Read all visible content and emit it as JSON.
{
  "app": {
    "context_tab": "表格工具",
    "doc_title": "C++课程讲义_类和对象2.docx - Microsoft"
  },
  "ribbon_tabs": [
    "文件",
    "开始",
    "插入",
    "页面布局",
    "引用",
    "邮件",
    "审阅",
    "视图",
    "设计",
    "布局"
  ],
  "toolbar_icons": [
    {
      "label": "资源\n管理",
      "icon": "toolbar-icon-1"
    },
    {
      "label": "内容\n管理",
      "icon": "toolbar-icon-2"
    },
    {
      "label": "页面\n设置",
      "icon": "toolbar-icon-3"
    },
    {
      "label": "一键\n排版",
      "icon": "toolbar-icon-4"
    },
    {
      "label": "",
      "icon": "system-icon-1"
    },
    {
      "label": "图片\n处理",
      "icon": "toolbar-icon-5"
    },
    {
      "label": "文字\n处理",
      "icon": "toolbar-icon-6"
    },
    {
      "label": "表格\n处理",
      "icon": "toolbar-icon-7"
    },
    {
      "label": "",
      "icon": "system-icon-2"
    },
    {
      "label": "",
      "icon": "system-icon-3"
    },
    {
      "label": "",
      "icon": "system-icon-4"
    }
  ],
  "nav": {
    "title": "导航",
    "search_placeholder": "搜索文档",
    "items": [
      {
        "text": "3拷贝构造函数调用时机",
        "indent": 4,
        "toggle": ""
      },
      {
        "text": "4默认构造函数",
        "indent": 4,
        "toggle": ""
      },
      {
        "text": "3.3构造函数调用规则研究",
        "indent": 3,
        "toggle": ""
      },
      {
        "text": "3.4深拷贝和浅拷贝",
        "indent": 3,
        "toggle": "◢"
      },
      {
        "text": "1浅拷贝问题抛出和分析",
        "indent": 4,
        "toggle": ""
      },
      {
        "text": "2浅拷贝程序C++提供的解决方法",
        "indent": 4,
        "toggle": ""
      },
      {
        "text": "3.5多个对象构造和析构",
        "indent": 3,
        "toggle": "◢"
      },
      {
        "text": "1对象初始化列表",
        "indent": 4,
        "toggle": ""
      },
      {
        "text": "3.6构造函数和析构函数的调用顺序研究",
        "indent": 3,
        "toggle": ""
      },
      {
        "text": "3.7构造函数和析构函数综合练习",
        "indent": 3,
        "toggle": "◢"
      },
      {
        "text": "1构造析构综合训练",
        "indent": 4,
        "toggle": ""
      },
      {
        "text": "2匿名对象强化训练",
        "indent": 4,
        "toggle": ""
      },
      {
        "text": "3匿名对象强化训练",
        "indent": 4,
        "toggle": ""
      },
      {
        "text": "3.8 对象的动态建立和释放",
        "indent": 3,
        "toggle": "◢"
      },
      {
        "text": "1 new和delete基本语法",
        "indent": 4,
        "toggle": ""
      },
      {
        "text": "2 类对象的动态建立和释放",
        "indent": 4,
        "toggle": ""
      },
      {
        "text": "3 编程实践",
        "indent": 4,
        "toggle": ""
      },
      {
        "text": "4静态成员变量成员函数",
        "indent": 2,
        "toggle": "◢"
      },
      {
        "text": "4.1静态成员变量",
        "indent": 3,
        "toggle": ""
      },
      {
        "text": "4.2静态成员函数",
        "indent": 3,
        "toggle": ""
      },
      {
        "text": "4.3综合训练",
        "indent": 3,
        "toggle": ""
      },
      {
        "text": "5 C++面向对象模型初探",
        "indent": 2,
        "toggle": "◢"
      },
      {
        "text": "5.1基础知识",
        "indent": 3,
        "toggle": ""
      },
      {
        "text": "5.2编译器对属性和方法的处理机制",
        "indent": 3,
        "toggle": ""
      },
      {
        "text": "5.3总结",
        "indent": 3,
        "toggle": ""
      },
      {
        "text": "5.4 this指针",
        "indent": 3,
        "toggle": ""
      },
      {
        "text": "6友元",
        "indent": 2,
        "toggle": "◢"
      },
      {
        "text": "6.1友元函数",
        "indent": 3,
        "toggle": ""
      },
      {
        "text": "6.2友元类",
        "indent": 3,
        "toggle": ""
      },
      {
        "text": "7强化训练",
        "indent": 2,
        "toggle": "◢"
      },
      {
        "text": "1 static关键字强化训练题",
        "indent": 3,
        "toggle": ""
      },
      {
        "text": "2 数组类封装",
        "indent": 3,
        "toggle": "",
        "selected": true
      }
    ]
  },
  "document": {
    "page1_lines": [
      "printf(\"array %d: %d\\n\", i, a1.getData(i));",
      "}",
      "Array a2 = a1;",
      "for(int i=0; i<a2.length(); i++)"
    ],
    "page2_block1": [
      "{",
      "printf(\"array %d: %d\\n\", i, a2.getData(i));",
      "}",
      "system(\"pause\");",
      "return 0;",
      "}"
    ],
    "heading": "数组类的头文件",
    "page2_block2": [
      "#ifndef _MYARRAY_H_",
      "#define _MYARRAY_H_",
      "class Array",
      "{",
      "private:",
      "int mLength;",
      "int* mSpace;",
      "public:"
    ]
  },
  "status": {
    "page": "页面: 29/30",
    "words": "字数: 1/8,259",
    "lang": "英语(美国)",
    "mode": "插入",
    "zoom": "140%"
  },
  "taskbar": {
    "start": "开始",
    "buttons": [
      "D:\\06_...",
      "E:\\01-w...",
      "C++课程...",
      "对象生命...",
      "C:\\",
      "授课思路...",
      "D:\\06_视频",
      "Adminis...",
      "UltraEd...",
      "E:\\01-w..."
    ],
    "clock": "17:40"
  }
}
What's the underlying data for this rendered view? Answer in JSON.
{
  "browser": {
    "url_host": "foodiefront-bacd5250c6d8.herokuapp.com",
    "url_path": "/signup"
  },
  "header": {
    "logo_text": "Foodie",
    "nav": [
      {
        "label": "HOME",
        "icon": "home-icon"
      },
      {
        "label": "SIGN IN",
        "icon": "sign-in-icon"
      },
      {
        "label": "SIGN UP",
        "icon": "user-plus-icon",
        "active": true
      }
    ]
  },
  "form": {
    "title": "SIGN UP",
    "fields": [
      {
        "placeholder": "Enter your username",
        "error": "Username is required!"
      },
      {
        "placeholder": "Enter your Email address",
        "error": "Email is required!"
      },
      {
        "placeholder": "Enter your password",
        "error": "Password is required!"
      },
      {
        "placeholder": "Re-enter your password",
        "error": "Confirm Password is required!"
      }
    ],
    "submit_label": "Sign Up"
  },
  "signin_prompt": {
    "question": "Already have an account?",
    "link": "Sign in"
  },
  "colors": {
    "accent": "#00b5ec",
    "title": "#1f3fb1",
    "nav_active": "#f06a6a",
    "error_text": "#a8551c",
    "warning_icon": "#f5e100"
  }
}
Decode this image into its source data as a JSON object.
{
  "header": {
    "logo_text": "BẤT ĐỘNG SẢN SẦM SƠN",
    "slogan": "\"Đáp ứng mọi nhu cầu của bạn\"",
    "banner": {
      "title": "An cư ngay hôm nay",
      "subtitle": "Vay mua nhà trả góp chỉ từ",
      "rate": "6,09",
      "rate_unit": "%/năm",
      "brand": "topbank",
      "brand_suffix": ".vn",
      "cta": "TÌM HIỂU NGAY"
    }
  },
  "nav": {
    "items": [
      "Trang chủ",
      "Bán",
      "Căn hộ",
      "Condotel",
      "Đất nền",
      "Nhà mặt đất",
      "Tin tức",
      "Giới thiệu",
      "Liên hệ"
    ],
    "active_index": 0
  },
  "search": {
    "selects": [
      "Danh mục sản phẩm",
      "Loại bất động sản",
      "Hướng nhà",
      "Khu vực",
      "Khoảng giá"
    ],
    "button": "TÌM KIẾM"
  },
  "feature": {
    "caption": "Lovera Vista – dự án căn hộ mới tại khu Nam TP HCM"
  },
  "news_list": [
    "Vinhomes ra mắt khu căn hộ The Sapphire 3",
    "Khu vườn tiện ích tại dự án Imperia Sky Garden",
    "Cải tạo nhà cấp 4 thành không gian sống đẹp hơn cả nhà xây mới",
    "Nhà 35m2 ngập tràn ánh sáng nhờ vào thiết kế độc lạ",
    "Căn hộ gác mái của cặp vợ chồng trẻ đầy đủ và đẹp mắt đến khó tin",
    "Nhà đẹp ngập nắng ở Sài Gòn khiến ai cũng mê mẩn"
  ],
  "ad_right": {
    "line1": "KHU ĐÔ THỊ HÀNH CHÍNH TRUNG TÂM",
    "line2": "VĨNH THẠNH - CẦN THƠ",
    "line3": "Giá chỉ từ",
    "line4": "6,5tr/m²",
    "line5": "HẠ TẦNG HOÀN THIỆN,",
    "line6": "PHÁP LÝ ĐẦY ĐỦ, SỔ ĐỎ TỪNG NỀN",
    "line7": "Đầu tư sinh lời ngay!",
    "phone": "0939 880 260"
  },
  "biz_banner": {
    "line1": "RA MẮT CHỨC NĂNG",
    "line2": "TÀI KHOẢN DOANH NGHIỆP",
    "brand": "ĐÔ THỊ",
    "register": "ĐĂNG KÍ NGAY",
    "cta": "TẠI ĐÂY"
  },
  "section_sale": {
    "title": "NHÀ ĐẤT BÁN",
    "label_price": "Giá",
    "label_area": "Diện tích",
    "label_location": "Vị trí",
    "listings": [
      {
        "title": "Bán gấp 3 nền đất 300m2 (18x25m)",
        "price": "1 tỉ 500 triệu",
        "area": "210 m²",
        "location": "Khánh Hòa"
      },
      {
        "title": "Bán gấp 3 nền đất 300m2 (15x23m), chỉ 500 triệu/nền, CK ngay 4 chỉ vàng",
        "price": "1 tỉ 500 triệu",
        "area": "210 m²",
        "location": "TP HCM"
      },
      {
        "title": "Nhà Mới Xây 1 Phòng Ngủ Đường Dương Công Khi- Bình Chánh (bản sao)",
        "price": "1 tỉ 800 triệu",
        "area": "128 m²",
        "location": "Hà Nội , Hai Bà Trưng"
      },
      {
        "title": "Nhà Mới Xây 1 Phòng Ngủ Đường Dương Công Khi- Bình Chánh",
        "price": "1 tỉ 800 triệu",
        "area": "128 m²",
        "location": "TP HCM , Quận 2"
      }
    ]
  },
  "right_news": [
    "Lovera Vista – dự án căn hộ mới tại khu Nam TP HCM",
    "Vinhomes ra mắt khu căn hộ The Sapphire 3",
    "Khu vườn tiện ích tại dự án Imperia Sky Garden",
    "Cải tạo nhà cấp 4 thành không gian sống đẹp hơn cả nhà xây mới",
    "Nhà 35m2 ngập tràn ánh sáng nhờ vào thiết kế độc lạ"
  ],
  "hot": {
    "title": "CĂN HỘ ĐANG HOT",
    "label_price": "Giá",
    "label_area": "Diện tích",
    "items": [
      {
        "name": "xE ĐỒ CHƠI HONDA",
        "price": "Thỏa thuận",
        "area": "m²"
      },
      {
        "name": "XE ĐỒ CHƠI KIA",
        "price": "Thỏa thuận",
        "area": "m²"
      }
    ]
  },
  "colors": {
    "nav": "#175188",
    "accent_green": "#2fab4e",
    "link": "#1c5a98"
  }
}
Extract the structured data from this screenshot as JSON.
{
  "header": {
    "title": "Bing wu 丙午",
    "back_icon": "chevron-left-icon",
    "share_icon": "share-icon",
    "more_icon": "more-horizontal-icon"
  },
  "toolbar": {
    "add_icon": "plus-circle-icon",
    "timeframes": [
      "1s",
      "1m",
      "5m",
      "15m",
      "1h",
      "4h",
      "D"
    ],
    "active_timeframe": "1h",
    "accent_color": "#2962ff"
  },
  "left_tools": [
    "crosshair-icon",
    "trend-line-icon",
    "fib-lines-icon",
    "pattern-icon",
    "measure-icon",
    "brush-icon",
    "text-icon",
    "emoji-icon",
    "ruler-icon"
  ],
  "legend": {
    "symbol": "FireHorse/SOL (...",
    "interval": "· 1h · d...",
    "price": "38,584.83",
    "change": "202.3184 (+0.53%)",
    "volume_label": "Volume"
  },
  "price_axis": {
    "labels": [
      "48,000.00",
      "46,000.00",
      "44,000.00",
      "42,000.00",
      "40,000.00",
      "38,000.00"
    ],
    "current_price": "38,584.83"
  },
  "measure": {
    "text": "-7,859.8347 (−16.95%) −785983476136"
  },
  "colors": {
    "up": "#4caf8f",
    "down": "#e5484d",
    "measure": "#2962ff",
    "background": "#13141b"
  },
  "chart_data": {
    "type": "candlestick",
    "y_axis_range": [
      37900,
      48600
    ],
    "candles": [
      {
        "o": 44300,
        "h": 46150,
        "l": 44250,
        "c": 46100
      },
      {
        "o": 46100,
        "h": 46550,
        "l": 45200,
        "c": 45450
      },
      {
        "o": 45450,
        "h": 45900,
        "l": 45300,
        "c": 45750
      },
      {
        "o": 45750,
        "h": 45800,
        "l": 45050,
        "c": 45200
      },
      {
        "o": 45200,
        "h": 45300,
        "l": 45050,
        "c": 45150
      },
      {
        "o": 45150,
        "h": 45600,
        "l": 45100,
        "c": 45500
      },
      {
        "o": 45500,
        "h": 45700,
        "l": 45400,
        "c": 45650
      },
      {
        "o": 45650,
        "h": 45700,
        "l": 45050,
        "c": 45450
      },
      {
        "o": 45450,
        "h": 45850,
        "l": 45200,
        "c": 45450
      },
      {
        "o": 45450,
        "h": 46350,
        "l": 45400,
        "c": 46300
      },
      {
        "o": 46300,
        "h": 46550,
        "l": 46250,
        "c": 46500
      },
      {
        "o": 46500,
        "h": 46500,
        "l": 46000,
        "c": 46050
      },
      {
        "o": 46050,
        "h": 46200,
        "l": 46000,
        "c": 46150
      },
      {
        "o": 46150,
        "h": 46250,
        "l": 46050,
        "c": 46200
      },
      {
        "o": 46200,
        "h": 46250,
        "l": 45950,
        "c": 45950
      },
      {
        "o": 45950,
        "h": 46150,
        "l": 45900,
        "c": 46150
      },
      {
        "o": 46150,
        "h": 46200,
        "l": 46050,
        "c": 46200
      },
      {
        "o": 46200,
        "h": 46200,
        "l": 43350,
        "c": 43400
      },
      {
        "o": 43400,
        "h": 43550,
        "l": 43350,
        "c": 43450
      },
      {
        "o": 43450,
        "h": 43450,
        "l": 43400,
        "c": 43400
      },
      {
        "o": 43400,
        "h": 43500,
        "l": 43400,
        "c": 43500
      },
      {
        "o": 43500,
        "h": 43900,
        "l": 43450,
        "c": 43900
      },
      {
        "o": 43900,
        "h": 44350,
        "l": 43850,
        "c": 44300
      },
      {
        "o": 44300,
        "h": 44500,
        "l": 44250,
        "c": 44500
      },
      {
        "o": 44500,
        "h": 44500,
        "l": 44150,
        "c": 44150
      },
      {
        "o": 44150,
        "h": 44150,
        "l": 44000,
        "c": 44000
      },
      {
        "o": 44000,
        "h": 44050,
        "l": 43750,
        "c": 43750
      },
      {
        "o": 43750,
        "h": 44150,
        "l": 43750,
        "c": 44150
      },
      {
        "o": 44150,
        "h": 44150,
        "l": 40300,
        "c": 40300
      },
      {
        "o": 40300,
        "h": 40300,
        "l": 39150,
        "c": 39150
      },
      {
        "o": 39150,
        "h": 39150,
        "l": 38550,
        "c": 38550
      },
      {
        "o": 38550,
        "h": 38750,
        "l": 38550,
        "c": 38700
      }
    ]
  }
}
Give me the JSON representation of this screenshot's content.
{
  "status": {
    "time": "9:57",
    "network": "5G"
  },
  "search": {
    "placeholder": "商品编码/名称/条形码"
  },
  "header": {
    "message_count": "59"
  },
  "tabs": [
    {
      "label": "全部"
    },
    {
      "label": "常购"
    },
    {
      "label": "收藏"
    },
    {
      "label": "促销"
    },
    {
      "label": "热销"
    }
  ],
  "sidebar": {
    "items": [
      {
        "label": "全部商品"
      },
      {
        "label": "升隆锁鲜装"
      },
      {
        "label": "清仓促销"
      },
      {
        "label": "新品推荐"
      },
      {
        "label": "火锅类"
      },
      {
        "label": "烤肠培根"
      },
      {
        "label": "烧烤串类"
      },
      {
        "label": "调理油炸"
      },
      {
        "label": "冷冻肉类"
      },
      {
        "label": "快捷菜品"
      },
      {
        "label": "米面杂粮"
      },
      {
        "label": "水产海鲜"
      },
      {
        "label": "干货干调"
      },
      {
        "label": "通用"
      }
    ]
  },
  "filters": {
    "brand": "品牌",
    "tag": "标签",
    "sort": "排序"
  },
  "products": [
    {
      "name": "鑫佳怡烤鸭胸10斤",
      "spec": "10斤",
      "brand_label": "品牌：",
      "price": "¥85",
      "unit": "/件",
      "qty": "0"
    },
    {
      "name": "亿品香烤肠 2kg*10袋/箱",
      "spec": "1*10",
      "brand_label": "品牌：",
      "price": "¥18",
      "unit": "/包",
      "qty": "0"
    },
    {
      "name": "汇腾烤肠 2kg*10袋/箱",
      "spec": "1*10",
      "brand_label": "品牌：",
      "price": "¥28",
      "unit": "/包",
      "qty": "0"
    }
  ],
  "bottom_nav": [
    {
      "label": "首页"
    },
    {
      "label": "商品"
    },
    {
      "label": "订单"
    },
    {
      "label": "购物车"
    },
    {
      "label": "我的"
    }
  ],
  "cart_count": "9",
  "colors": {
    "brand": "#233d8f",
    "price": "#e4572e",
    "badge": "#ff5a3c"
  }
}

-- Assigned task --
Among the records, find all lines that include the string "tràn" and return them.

-- Task response --
    "Nhà 35m2 ngập tràn ánh sáng nhờ vào thiết kế độc lạ",
    "Nhà 35m2 ngập tràn ánh sáng nhờ vào thiết kế độc lạ"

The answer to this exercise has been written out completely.